Read this blog often enough over this summer, you know I love the numbers of Osha in our meadows here in Northern New Mexico. I also get a chuckle when I see articles about the shape of the coronavirus being unique. In nature in general, not so unique. Whether you’re enjoying the scent of Osha on a sunrise walk or – for that matter – fishing from a coastal breakwater and catching a spiny Pufferfish. :-]
One of the most salient features of our culture is that there is so much bullshit. Everyone knows this. Each of us contributes his share. But we tend to take the situation for granted. Most people are rather confident of their ability to recognize bullshit and to avoid being taken in by it. So the phenomenon has not aroused much deliberate concern, or attracted much sustained inquiry. In consequence, we have no clear understanding of what bullshit is, why there is so much of it, or what functions it serves. And we lack a conscientiously developed appreciation of what it means to us. In other words, we have no theory. I propose to begin the development of a theoretical understanding of bullshit, mainly by providing some tentative and exploratory philosophical analysis.
Scholarly approach to the sociology and psychology of bullshit, it’s significance in American culture. Rather longish essay – and especially useful, I feel, in an election year.
With faces covered to help reduce the spread of COVID-19, some of the facial cues that people rely on to connect with others—such as a smile that shows support—are also obscured.
This will be particularly true for North Americans, says Jeanne Tsai, a professor of psychology at Stanford University and director of the Stanford Culture and Emotion Lab, who value high energy emotions—such as excitement or enthusiasm, which are associated with big, open smiles—more than East Asians do…
…Research has shown that North Americans judge people with bigger smiles to be friendlier and more trustworthy than East Asians, so face coverings may make it harder for them to connect with strangers…

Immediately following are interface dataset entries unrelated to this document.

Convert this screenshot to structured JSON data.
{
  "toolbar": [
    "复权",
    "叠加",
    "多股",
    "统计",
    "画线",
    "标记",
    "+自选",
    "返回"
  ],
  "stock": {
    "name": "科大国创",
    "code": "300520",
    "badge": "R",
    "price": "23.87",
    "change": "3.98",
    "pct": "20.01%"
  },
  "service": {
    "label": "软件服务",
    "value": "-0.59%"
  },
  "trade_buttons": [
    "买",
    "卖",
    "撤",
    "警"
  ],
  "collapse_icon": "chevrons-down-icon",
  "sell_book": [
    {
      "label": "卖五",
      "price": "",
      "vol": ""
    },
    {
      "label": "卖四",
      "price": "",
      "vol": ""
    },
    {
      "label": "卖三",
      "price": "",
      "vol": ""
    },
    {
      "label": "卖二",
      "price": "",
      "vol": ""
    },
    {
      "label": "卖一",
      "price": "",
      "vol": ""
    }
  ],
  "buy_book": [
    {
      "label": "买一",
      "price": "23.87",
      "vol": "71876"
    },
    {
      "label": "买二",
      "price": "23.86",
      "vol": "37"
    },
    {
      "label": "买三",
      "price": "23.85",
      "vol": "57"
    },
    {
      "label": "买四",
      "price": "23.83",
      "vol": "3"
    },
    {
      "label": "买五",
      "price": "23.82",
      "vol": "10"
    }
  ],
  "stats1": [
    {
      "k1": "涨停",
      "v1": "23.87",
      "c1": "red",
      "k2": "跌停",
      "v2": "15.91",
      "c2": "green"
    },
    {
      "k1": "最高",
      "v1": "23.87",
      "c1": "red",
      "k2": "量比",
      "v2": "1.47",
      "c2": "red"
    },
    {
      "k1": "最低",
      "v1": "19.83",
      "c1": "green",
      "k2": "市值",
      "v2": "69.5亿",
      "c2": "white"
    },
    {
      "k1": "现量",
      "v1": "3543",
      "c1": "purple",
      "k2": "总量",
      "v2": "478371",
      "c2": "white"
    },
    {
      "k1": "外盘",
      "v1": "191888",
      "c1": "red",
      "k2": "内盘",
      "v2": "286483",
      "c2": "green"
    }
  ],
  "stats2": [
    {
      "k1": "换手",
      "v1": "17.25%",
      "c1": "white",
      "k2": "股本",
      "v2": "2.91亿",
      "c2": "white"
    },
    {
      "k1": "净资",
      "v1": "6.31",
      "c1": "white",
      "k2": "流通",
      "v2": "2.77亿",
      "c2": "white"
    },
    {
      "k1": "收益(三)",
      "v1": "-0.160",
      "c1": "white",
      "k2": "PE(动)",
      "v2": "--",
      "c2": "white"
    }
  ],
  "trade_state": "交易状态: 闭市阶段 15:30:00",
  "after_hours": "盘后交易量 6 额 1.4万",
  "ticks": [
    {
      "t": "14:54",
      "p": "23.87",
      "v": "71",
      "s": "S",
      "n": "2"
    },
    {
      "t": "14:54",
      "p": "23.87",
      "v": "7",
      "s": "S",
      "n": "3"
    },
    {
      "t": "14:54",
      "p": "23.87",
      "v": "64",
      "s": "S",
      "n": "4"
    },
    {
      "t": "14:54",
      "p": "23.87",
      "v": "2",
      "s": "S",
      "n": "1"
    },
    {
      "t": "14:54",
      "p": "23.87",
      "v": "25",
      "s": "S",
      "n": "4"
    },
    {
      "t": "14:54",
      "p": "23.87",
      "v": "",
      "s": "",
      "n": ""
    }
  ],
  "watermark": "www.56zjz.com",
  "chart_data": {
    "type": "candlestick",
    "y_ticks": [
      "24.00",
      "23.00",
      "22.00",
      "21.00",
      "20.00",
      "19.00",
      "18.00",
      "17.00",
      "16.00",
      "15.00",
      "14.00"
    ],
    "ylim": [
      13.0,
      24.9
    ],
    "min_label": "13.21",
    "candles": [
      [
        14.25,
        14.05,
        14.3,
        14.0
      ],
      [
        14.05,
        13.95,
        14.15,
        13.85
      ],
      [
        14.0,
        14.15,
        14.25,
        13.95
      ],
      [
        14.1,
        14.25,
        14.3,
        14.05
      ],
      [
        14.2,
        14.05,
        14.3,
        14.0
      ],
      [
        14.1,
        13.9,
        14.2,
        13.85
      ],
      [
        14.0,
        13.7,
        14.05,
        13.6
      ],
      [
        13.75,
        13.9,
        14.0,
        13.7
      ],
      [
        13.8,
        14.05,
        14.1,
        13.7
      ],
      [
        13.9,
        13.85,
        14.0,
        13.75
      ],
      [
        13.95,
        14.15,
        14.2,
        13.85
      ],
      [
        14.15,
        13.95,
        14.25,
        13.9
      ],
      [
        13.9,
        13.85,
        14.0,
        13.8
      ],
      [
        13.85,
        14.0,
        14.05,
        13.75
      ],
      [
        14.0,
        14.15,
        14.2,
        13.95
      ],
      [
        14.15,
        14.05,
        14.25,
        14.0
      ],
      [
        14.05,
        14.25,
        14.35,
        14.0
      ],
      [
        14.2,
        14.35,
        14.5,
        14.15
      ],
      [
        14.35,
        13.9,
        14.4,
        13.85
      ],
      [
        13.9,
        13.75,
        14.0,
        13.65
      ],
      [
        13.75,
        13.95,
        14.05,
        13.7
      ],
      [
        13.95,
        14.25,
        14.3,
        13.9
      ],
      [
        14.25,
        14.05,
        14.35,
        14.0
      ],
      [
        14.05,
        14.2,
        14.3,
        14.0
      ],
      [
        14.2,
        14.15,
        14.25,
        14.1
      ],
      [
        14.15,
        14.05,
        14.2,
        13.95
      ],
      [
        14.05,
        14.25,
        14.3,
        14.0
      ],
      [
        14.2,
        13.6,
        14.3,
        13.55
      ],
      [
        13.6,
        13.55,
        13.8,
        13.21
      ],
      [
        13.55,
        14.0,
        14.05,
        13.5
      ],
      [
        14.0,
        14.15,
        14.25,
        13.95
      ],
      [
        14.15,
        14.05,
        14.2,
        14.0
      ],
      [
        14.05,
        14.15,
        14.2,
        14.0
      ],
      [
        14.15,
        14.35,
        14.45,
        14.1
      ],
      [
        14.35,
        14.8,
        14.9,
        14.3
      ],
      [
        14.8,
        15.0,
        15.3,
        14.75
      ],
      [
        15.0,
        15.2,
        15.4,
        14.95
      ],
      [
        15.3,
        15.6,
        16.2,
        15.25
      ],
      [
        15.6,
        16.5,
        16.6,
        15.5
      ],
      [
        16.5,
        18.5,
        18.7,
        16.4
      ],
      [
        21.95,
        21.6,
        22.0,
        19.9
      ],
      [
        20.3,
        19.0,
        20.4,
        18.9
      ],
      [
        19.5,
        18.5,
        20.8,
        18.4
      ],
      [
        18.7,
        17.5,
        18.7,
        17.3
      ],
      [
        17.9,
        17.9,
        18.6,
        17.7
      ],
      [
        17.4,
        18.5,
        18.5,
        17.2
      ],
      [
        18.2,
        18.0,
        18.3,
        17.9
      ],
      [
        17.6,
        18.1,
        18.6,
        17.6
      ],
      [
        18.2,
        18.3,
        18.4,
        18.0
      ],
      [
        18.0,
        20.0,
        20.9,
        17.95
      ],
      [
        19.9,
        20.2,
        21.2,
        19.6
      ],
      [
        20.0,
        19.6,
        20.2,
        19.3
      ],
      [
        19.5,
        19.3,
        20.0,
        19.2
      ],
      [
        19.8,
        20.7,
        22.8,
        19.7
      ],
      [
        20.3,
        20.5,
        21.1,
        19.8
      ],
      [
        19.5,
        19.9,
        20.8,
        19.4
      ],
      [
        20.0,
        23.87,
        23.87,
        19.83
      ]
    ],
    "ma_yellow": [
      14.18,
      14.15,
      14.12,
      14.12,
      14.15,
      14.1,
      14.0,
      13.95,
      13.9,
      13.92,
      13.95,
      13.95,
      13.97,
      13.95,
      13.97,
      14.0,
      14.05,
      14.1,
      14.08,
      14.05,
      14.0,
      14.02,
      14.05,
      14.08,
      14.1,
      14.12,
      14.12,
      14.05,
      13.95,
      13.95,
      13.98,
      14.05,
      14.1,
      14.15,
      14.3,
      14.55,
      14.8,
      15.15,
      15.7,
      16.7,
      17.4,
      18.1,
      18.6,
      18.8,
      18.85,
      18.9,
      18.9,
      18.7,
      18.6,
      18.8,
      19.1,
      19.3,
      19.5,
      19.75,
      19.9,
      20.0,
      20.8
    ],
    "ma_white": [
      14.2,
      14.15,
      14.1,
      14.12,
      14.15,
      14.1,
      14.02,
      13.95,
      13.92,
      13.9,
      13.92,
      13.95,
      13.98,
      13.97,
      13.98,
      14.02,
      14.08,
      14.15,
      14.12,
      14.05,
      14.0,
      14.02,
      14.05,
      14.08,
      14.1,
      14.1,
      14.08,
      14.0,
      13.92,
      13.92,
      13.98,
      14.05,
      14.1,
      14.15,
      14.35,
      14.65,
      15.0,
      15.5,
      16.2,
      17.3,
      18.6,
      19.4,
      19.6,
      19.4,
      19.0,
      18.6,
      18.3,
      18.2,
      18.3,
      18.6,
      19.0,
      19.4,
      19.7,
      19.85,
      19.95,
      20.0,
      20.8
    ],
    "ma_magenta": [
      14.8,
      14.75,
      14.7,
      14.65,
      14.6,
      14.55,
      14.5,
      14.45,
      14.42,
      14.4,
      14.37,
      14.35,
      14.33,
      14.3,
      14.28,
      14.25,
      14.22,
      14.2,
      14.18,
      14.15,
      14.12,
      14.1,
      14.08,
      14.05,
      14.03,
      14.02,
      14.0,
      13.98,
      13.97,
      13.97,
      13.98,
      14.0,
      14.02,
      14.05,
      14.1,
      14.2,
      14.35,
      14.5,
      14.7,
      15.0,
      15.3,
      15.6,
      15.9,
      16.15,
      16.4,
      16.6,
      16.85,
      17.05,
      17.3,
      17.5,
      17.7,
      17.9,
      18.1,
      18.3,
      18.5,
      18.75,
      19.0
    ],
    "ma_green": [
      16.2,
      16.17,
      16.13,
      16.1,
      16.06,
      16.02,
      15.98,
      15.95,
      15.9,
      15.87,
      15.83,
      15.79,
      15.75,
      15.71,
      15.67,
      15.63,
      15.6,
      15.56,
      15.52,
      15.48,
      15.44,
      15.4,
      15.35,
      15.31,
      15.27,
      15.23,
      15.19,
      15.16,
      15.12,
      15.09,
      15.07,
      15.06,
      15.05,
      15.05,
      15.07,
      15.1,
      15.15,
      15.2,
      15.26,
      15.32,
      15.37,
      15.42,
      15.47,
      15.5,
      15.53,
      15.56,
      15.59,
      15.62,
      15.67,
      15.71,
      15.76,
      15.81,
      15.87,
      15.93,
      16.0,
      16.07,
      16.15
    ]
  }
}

As people navigate a masked world, they’ll need to focus more on the eyes and voice to connect with those around them, a psychologist argues.
Days worth remembering. Days worth never forgetting. We all knew her anthem of hope during the war.
Vera Lynn died, today, at 103 years young.
A care home for elderly people in southern Brazil has come up with a creative way to bring some love to its residents amid the coronavirus pandemic, by creating a “hug tunnel” that allows relatives to safely embrace them…
The facility is home to 28 senior residents who have been in isolation since March 17, with communication with the outside world limited to video calls.
Luciana Brito told CNN the idea for the “hug tunnel” came from a viral video, where a woman in the United States created a plastic curtain in order to hug her mother.
Love is pretty good at overcoming problems.
Of the two predominant cultures in my immediate family, the Italians rule when it comes to music.
Returned, late, from my last walk of the day. Sky looking like an early French Impressionist painting at the edge of the Bois de Boulogne. I felt like an Impressionist walking in the evening mist.
Virga dropping from low clouds. Every color in the sky from grays and pinks to green flashes and blue where the clouds hadn’t reached though half-an-hour past sunset.
The middle portion of my exercise lap along the fence line drops down to the level of the bosque del Rio Santa Fe. On an evening like this one, all you can small is the perfume of the few Russian Olive trees flowering, scattered through the bosque. It could be overwhelming to someone who hasn’t had their senses wrapped in the richness of that wild perfume before. Sometime before this evening.
Such a lovely way to finish with daylight.
The vacuum cleaner trick really works well.